* _DATA FOR THIS EXERCISE_
■ ■ ■

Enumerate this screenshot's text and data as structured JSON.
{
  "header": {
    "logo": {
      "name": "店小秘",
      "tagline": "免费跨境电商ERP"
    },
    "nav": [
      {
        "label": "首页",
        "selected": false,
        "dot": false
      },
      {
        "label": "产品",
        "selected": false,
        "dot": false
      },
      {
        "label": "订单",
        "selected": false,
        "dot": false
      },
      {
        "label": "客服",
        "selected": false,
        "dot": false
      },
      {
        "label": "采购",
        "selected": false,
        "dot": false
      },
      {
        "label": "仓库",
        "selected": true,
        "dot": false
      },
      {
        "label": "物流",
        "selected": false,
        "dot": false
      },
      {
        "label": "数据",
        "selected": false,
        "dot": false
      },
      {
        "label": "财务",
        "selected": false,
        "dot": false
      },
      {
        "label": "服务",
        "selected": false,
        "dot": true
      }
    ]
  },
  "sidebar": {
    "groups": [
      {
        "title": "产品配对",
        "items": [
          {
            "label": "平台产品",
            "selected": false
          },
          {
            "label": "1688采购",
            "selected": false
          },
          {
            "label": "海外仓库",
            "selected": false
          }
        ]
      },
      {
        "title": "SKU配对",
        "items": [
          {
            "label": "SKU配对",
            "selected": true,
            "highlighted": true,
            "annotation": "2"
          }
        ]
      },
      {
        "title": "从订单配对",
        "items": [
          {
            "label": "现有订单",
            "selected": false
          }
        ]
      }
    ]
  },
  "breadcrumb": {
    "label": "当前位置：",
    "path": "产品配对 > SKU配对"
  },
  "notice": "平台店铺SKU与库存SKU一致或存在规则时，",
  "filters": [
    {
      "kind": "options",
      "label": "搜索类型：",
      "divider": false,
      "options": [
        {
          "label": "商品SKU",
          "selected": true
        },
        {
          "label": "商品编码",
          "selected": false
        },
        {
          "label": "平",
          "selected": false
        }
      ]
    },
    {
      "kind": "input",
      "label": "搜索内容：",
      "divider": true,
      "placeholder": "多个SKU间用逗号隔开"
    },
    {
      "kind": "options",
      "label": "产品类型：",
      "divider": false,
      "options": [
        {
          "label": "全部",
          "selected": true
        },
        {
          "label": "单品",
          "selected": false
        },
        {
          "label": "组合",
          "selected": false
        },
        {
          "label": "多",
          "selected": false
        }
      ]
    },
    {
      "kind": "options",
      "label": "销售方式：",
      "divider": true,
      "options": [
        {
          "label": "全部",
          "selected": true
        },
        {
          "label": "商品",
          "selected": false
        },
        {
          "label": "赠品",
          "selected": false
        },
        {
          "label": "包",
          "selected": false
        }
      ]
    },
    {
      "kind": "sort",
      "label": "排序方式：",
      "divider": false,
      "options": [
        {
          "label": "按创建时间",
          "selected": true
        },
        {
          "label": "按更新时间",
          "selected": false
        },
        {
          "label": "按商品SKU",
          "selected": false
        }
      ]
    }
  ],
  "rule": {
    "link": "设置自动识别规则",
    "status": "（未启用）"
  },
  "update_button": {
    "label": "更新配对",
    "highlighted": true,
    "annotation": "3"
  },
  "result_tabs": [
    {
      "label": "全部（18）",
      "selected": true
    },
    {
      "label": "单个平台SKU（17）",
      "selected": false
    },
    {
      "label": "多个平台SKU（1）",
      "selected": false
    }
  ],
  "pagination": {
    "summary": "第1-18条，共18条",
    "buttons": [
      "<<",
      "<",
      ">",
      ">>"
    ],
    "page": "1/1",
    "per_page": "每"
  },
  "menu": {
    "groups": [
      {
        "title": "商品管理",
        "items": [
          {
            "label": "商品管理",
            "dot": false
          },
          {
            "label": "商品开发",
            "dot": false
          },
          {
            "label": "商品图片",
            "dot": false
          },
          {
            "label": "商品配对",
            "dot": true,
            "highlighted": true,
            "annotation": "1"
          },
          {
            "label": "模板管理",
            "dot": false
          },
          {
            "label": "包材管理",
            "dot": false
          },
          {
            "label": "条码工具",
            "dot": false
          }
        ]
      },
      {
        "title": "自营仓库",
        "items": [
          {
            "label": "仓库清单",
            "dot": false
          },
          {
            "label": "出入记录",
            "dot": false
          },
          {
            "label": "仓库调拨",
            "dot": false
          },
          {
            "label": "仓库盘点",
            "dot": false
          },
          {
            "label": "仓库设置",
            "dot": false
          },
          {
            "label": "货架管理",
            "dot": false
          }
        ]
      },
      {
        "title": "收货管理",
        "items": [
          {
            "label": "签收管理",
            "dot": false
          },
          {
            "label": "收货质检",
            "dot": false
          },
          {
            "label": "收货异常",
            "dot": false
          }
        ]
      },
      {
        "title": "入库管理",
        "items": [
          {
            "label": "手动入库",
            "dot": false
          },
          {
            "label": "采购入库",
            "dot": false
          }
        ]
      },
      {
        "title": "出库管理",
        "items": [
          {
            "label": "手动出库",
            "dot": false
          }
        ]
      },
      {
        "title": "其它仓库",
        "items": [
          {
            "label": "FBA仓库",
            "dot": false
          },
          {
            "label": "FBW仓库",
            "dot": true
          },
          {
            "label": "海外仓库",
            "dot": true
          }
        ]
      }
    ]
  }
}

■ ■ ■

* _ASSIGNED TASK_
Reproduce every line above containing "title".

* _EXERCISE ANSWER_
        "title": "产品配对",
        "title": "SKU配对",
        "title": "从订单配对",
        "title": "商品管理",
        "title": "自营仓库",
        "title": "收货管理",
        "title": "入库管理",
        "title": "出库管理",
        "title": "其它仓库",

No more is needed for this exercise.